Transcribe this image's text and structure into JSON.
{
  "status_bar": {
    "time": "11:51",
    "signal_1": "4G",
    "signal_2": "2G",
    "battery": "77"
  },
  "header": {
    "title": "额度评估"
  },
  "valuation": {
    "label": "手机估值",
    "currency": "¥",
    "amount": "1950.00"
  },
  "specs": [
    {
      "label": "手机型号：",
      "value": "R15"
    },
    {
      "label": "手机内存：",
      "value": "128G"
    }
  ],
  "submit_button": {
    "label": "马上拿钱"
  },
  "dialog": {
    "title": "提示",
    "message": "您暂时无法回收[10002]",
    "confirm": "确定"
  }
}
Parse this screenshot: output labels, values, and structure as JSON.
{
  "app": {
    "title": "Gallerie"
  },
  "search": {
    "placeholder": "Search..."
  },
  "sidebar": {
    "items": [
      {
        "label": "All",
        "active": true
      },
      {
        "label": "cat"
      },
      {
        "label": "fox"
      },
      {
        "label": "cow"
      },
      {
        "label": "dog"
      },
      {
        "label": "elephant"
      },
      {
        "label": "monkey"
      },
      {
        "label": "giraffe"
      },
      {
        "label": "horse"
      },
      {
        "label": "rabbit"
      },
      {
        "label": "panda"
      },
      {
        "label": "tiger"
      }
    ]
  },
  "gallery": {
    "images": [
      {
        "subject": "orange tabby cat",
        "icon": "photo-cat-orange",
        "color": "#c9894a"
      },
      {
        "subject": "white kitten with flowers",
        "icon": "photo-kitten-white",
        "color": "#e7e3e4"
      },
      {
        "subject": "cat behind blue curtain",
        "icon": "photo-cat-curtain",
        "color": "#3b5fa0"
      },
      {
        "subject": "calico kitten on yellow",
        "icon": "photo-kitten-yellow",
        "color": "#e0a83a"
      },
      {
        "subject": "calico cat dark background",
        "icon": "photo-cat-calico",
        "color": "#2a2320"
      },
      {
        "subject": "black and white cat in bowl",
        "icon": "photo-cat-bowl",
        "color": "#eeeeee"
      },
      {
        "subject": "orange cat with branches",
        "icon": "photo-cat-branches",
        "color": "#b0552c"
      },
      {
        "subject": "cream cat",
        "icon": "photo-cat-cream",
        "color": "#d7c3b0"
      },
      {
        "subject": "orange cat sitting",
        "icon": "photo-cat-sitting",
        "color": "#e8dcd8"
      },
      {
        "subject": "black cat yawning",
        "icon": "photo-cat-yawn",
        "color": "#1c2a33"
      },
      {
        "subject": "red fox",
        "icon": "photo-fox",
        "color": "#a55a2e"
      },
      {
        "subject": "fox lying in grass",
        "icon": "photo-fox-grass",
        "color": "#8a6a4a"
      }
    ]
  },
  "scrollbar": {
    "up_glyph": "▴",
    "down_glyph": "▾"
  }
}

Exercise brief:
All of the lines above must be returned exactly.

Output below:
Transcribe this image's text and structure into JSON.
{
  "status_bar": {
    "time": "11:51",
    "signal_1": "4G",
    "signal_2": "2G",
    "battery": "77"
  },
  "header": {
    "title": "额度评估"
  },
  "valuation": {
    "label": "手机估值",
    "currency": "¥",
    "amount": "1950.00"
  },
  "specs": [
    {
      "label": "手机型号：",
      "value": "R15"
    },
    {
      "label": "手机内存：",
      "value": "128G"
    }
  ],
  "submit_button": {
    "label": "马上拿钱"
  },
  "dialog": {
    "title": "提示",
    "message": "您暂时无法回收[10002]",
    "confirm": "确定"
  }
}
Parse this screenshot: output labels, values, and structure as JSON.
{
  "app": {
    "title": "Gallerie"
  },
  "search": {
    "placeholder": "Search..."
  },
  "sidebar": {
    "items": [
      {
        "label": "All",
        "active": true
      },
      {
        "label": "cat"
      },
      {
        "label": "fox"
      },
      {
        "label": "cow"
      },
      {
        "label": "dog"
      },
      {
        "label": "elephant"
      },
      {
        "label": "monkey"
      },
      {
        "label": "giraffe"
      },
      {
        "label": "horse"
      },
      {
        "label": "rabbit"
      },
      {
        "label": "panda"
      },
      {
        "label": "tiger"
      }
    ]
  },
  "gallery": {
    "images": [
      {
        "subject": "orange tabby cat",
        "icon": "photo-cat-orange",
        "color": "#c9894a"
      },
      {
        "subject": "white kitten with flowers",
        "icon": "photo-kitten-white",
        "color": "#e7e3e4"
      },
      {
        "subject": "cat behind blue curtain",
        "icon": "photo-cat-curtain",
        "color": "#3b5fa0"
      },
      {
        "subject": "calico kitten on yellow",
        "icon": "photo-kitten-yellow",
        "color": "#e0a83a"
      },
      {
        "subject": "calico cat dark background",
        "icon": "photo-cat-calico",
        "color": "#2a2320"
      },
      {
        "subject": "black and white cat in bowl",
        "icon": "photo-cat-bowl",
        "color": "#eeeeee"
      },
      {
        "subject": "orange cat with branches",
        "icon": "photo-cat-branches",
        "color": "#b0552c"
      },
      {
        "subject": "cream cat",
        "icon": "photo-cat-cream",
        "color": "#d7c3b0"
      },
      {
        "subject": "orange cat sitting",
        "icon": "photo-cat-sitting",
        "color": "#e8dcd8"
      },
      {
        "subject": "black cat yawning",
        "icon": "photo-cat-yawn",
        "color": "#1c2a33"
      },
      {
        "subject": "red fox",
        "icon": "photo-fox",
        "color": "#a55a2e"
      },
      {
        "subject": "fox lying in grass",
        "icon": "photo-fox-grass",
        "color": "#8a6a4a"
      }
    ]
  },
  "scrollbar": {
    "up_glyph": "▴",
    "down_glyph": "▾"
  }
}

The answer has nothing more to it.